As with any other diet, the type of exercise performed during fasting plays a key role in maintaining non-fat body mass. The type of exercise to be performed (preferably strength or resistance training) depends on habits, the type of fasting, post-fasting food intake, previous training, and specialist advice. During the period of adaptation to using fat instead of carbohydrates for energy, you may notice a decline in physical performance, which typically lasts for about two weeks. After this period, performance, strength, aerobic capacity, and resistance return to normal. In fact, various studies confirm that fasting preserves lean muscle mass and even stimulates muscle growth.

Intermittent fasting is a universal method.

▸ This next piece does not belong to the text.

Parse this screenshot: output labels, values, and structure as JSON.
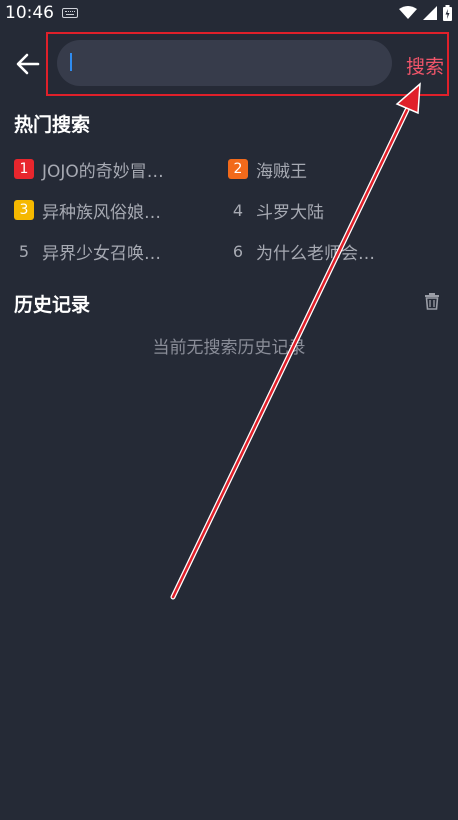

Intermittent fasting is neither suitable for everyone nor a miracle method. The lifestyle, preferences, and health status of each individual determine which type of fasting would be most effective, or if an alternative dietary approach is needed. The goal is to consume fewer calories than the body "burns," as that is what leads to weight loss. Therefore, fasting windows, like eating windows, should be balanced with a diet that provides key nutrients and promotes satiety.

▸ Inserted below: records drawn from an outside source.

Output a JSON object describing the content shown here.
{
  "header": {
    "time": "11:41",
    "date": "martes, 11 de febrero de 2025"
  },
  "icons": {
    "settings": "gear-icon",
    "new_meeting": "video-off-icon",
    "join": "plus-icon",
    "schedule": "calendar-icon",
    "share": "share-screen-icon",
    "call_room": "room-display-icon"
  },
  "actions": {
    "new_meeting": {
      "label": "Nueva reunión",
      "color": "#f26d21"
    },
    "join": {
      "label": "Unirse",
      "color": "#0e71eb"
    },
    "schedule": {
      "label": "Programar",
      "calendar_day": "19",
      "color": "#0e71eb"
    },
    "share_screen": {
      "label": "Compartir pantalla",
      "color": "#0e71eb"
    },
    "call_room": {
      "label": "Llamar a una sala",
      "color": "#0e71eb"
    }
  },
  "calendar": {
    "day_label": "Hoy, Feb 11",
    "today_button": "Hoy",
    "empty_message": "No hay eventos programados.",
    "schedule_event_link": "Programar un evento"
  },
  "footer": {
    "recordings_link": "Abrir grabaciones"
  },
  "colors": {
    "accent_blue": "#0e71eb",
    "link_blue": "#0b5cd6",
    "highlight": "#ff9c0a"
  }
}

I've heard that intermittent fasting causes mental irritability.

All diets require an adjustment period; however, if the eating regimen aligns with individual requirements and is controlled by a specialist, episodes of irritability are highly unlikely. Generally, this occurs when we implement excessively restrictive diets without sufficient clinical control, which can lead to feelings of distress.

Will fasting affect my memory or ability to concentrate?

No. You shouldn't experience any memory loss or lack of concentration during fasting. In fact, clinical evidence suggests that intermittent fasting can optimize cognitive performance.

Tips for Intermittent Fasting

  • Always consult a medical specialist before starting any restrictive eating plan.
  • Drink water at regular intervals, as it helps with digestion and increases the feeling of fullness or satiety.
  • Do not deprive yourself of water or calorie-free beverages (such as plain tea and coffee), which are allowed during fasting.
  • The adaptation period lasts approximately one month, so be prepared and do not get discouraged.
  • Maintain physical activity throughout the day to build muscle tone and "burn" fat. Exercise helps effectively digest and metabolize nutrients.
  • Learn to practice mindful eating by consuming meals slowly and thoroughly chewing your food.
  • After breaking a fast, focus on healthier and nutritious foods like vegetables, fruits, whole grains, and lean sources of protein.
  • Try to eat earlier in the day, rather than at night before going to bed.
  • Maintain a regular sleep schedule, as sleep helps your mind and body regain normal energy levels.

Content drafted and reviewed by specialists in the Scientific Information department of MARNYS. This article is for informational purposes and does not replace consultation with a specialist.